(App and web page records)
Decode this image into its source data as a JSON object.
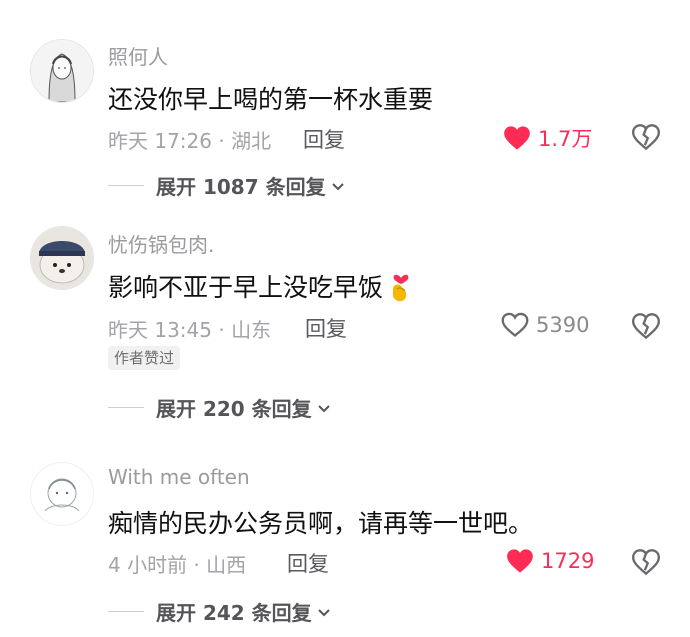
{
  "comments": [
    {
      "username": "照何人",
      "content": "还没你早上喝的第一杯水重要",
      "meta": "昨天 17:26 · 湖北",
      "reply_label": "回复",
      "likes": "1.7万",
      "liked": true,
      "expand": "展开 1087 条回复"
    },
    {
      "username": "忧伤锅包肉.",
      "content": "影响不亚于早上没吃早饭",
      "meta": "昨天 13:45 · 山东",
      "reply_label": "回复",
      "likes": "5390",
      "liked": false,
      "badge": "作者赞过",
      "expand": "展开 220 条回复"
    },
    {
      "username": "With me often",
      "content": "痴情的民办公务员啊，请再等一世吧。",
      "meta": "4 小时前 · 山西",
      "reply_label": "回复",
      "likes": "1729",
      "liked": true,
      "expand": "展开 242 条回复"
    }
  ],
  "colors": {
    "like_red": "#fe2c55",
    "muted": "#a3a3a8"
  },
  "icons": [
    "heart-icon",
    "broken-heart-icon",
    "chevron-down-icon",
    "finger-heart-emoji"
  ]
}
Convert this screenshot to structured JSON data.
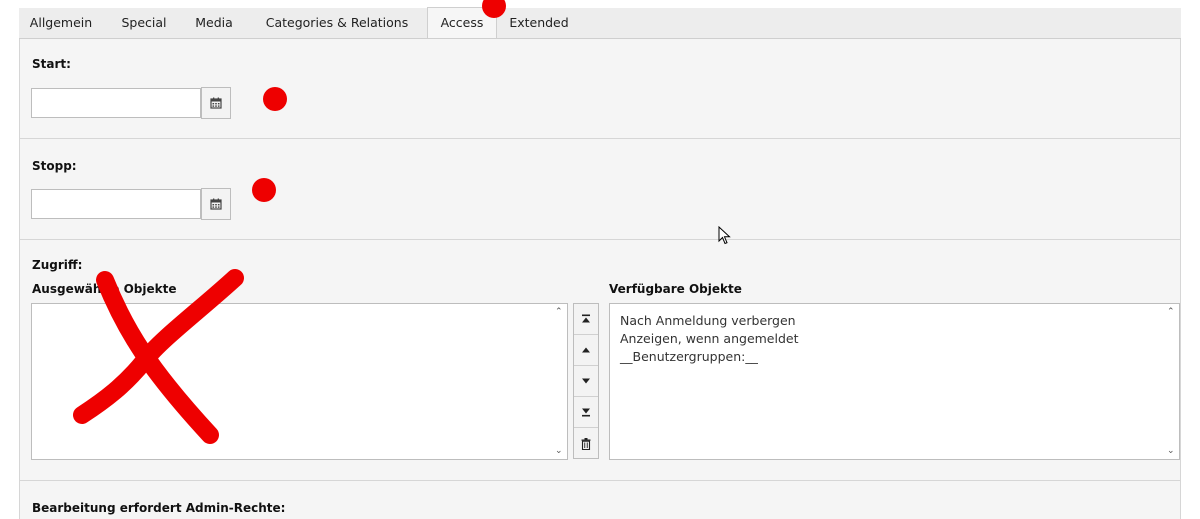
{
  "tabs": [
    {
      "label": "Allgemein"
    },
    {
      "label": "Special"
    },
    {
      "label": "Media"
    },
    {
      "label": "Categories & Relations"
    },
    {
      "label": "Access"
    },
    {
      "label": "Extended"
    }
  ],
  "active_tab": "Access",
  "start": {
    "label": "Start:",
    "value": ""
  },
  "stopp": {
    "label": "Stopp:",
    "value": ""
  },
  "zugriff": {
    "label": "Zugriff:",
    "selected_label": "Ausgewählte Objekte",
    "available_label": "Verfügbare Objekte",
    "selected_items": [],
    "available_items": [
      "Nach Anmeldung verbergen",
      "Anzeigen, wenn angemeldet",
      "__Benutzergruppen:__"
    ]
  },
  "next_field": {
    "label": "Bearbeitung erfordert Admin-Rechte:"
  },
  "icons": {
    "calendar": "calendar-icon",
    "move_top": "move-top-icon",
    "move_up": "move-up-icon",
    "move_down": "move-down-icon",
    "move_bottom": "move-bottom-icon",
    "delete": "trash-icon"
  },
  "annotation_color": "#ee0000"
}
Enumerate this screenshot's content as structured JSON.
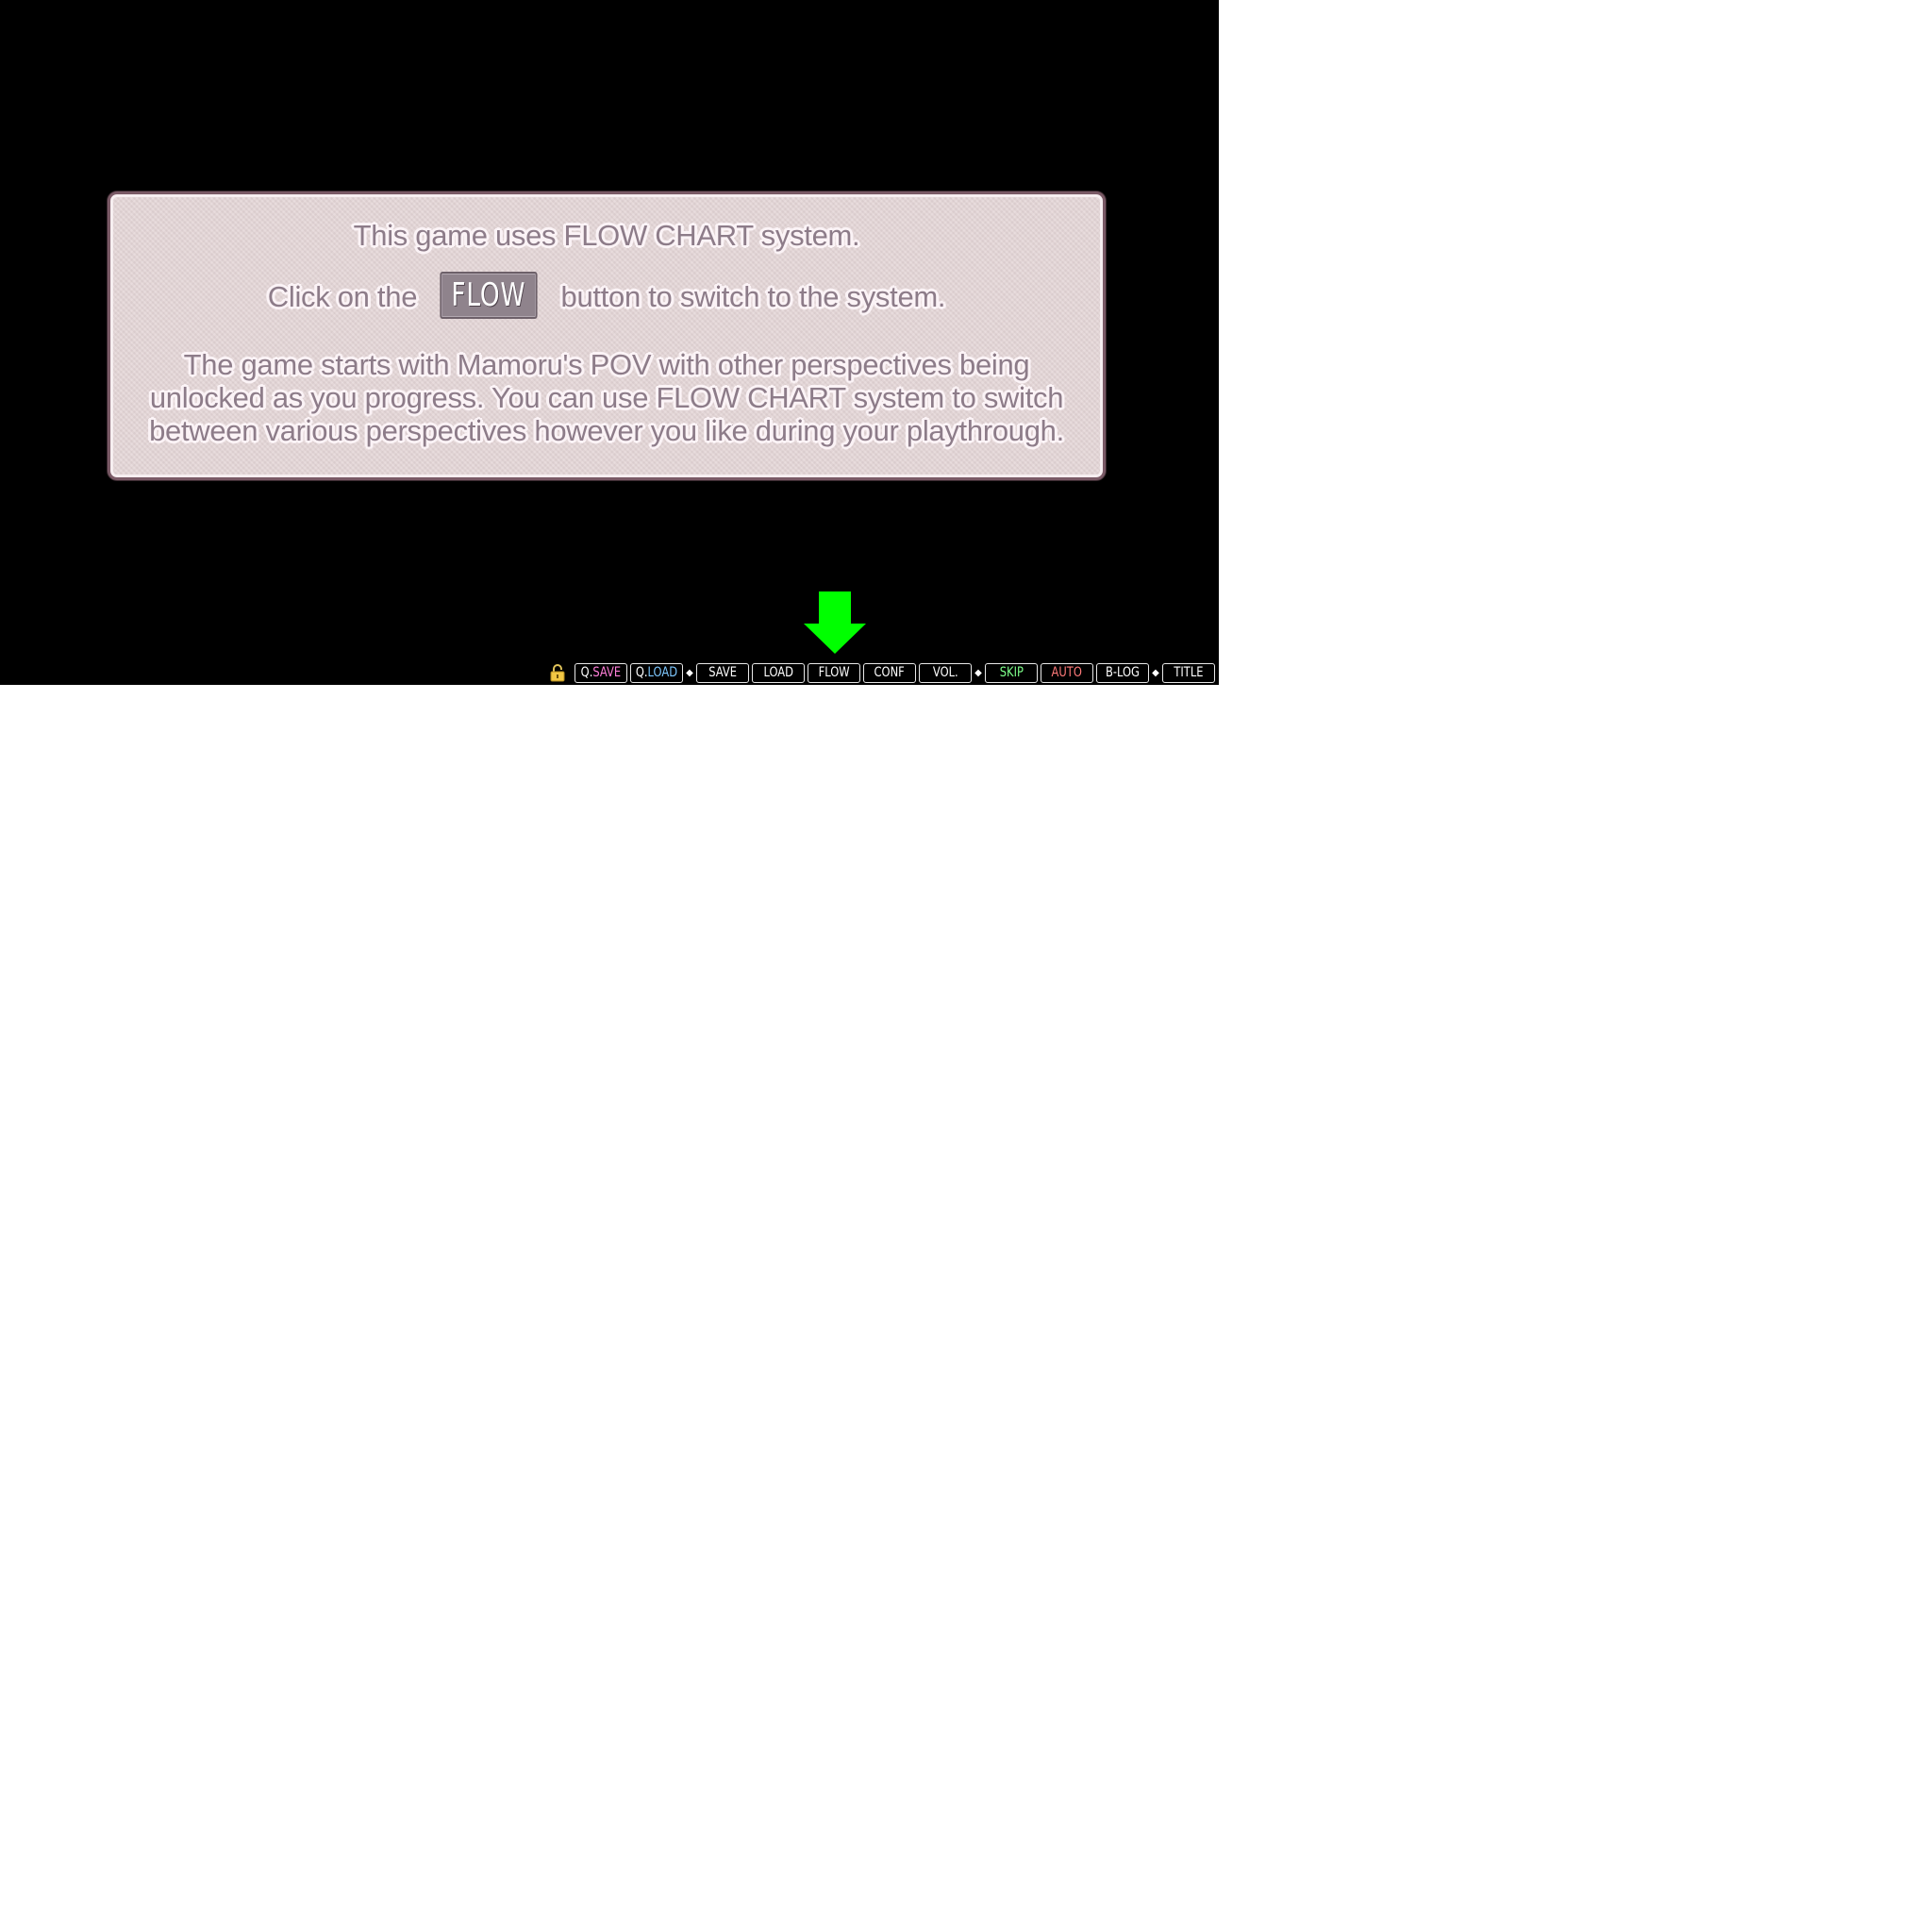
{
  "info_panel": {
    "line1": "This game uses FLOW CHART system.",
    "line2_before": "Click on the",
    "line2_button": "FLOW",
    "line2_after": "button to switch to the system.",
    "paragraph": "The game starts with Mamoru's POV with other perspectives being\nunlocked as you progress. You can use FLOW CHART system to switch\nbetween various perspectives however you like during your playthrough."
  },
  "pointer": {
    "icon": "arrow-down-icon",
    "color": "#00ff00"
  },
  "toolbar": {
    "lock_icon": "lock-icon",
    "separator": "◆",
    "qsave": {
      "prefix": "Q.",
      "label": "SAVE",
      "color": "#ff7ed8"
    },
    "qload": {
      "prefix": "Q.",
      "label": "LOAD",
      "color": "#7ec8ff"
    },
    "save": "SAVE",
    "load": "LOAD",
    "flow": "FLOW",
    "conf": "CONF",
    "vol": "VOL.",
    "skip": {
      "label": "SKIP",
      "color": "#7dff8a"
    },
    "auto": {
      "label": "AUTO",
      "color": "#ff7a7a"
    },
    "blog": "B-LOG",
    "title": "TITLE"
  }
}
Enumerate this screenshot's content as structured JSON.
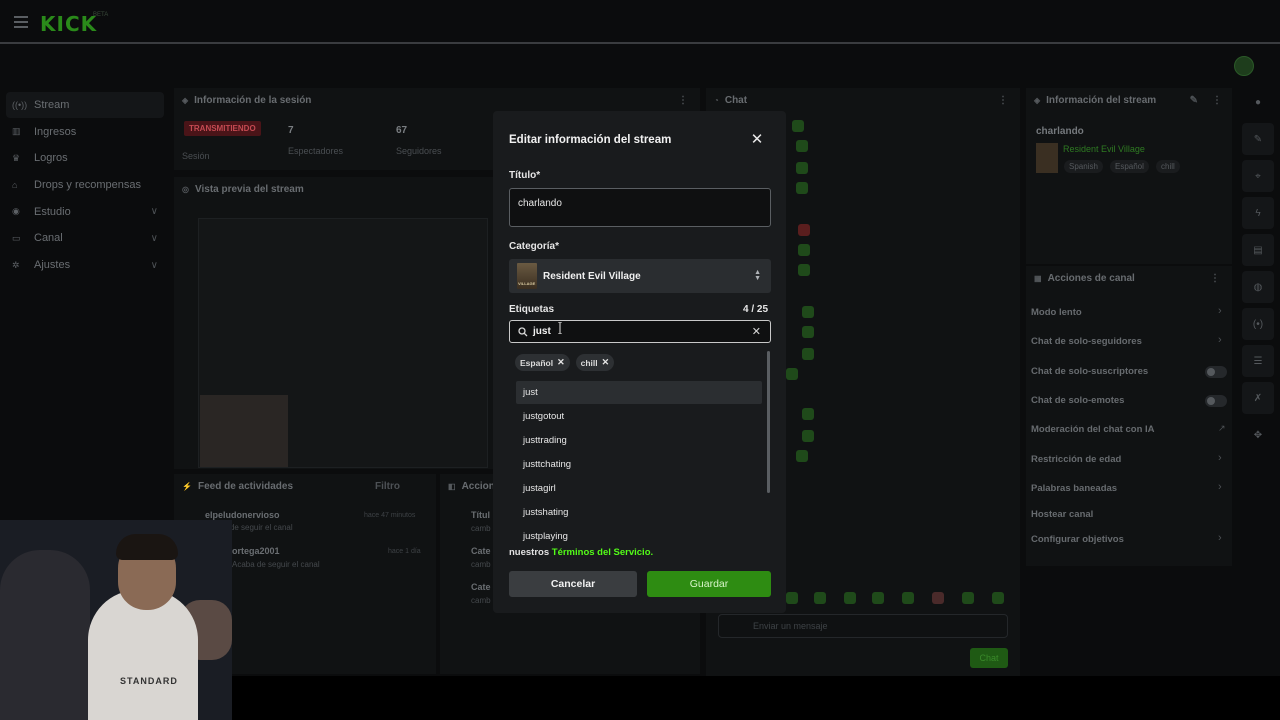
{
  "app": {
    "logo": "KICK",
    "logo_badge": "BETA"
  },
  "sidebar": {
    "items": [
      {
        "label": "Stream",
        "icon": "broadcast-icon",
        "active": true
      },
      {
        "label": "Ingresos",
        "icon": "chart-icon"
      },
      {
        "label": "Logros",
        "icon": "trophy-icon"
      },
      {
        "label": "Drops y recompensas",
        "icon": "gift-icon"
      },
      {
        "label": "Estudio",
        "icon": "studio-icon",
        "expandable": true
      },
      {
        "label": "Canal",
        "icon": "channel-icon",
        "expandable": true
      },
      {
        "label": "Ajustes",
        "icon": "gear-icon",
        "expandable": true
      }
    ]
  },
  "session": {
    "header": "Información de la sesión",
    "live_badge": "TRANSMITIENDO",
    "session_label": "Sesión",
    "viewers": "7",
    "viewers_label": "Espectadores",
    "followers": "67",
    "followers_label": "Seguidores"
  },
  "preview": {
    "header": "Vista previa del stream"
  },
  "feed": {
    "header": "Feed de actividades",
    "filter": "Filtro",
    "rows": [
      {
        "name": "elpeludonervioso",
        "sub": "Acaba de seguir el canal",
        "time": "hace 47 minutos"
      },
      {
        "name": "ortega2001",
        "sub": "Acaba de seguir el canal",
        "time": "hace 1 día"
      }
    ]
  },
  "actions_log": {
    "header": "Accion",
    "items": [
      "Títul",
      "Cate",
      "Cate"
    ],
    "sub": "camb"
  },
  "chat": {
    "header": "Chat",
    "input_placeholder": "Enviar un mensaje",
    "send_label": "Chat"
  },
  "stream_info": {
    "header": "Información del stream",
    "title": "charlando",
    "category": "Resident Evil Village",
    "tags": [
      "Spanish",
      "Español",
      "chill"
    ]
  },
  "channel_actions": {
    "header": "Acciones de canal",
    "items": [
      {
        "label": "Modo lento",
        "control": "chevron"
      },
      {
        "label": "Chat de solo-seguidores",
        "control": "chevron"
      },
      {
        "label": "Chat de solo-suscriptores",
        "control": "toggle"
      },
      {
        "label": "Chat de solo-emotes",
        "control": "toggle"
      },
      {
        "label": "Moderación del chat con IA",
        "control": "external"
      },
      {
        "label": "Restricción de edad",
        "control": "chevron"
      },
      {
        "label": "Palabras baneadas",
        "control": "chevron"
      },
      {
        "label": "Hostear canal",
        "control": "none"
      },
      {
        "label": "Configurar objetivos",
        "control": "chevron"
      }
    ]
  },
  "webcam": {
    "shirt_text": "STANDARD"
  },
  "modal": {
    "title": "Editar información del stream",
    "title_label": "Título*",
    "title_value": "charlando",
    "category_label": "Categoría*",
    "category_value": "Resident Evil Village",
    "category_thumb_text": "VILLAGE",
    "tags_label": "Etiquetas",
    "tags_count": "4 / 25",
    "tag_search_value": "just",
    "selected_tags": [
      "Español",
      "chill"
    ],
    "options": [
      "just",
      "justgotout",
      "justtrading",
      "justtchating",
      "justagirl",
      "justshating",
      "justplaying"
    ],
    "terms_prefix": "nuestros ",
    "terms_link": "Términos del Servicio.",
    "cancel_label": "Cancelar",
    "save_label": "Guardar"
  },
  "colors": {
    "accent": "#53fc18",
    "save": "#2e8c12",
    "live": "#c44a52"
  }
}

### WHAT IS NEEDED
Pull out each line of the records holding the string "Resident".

### EXERCISE RESPONSE
    "category": "Resident Evil Village",
    "category_value": "Resident Evil Village",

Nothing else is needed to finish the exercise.